# [TASK STATEMENT]
Below are records; how many of their lines hold the string "Income"? Reply with nothing but the number.
+++ DATA FOR ANALYSIS +++
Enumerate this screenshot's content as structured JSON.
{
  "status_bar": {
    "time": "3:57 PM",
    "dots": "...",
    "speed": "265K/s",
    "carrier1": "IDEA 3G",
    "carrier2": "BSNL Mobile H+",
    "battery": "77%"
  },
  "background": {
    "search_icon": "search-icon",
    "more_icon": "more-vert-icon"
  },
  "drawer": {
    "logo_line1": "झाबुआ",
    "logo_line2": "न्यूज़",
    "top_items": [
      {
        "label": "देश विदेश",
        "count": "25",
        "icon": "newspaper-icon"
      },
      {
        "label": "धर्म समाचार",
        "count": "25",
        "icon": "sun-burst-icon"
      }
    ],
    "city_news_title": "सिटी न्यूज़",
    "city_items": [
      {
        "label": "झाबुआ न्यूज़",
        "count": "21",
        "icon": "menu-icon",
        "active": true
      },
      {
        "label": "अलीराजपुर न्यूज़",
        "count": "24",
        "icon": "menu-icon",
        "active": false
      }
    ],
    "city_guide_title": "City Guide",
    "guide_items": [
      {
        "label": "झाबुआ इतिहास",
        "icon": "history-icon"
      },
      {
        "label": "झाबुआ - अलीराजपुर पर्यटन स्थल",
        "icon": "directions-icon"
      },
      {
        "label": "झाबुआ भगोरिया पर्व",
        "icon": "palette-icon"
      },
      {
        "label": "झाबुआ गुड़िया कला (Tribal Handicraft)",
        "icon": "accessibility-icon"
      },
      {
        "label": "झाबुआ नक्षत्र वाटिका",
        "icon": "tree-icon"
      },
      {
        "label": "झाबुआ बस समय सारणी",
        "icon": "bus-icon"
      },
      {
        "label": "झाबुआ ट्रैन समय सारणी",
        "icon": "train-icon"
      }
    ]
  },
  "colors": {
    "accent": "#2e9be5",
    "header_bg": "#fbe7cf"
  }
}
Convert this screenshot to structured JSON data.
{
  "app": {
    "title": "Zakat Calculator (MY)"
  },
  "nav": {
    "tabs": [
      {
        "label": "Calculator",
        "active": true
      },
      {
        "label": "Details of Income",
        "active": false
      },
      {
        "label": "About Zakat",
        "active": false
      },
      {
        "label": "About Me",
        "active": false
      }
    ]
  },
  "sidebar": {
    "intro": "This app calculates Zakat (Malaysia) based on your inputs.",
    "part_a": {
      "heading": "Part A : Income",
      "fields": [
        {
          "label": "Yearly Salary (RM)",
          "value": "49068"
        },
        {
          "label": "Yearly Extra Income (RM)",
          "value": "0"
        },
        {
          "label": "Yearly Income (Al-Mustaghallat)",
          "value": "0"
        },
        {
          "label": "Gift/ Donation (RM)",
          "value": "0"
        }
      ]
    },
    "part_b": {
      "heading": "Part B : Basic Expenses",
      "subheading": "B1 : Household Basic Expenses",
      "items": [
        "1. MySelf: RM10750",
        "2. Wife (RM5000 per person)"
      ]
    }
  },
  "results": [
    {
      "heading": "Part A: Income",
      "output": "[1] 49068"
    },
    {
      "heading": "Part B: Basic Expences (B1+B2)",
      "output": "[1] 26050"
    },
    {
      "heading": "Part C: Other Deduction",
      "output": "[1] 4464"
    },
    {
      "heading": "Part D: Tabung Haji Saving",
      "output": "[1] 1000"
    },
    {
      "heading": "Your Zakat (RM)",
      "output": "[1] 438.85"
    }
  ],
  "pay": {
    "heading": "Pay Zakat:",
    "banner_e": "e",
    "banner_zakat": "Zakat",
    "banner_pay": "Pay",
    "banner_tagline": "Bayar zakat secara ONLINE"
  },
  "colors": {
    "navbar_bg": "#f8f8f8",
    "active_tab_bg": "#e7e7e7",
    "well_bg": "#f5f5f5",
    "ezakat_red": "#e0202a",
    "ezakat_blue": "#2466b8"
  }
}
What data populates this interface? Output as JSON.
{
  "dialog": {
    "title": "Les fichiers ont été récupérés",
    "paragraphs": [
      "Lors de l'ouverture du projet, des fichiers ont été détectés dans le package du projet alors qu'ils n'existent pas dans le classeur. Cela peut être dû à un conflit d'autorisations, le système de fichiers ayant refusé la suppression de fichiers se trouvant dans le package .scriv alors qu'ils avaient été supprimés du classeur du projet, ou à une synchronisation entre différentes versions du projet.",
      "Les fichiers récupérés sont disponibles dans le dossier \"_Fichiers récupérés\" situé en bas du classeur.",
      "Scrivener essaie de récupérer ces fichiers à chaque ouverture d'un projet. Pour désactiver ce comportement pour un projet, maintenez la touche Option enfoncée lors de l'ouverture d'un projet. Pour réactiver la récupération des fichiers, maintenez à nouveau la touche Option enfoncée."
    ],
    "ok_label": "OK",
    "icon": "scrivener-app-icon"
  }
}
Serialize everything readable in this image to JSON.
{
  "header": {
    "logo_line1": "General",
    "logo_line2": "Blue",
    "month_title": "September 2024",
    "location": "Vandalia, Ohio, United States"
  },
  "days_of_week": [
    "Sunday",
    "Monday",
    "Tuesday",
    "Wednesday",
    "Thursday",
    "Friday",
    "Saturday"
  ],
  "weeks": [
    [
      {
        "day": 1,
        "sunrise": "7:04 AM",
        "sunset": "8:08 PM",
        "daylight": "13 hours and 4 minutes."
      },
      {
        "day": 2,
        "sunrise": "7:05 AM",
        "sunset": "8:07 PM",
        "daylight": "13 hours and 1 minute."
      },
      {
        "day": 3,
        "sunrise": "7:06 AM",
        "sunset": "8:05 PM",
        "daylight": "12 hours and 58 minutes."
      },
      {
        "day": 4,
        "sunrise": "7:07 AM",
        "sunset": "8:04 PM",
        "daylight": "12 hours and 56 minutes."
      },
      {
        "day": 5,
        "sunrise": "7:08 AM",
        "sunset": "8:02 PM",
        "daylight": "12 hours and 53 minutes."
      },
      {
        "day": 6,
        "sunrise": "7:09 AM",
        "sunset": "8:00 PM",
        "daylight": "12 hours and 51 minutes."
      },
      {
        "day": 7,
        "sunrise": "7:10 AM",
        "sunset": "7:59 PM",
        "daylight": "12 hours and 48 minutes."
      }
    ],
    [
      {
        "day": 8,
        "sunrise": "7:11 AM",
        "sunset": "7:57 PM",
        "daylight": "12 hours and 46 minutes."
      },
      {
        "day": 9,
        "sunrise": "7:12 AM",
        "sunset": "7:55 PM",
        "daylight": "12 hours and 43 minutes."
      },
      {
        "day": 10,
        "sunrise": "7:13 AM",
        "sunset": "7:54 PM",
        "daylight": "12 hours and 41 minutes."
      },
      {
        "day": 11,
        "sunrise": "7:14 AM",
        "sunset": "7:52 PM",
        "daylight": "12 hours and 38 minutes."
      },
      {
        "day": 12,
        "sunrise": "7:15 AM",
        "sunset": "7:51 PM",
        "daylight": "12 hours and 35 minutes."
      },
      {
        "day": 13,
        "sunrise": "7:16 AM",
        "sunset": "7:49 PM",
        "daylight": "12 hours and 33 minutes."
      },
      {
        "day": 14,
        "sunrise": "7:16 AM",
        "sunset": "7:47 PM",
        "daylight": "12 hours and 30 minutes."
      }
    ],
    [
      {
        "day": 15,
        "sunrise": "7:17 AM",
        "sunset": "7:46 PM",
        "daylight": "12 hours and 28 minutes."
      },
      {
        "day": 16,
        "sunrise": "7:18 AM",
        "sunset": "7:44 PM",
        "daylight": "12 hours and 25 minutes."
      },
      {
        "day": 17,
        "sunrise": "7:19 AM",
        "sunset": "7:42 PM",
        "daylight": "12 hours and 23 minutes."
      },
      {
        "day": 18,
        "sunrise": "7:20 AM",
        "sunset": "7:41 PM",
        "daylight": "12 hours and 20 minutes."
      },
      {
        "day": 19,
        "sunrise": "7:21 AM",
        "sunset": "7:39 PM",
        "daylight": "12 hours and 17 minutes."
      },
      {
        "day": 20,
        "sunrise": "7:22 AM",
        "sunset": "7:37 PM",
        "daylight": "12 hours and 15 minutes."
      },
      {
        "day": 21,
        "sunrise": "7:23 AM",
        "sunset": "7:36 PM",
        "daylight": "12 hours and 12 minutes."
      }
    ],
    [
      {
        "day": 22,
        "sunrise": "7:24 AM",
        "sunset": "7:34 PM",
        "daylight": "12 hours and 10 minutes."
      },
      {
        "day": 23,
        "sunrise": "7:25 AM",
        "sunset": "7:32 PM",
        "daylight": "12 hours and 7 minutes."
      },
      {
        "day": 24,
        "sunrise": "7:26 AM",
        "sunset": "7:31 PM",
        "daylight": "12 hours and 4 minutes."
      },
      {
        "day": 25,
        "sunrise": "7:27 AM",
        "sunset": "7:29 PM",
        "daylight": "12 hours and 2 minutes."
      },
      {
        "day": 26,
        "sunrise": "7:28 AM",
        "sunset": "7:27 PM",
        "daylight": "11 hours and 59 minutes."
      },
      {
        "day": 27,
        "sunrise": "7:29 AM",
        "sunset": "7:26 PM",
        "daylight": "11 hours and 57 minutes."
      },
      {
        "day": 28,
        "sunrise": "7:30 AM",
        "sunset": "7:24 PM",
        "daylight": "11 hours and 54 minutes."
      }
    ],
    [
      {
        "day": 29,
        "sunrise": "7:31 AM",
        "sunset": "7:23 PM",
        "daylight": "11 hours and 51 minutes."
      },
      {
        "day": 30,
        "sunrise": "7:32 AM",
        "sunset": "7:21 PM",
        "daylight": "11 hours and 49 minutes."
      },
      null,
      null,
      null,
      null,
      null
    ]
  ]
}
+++
# [ANSWER SPACE]
5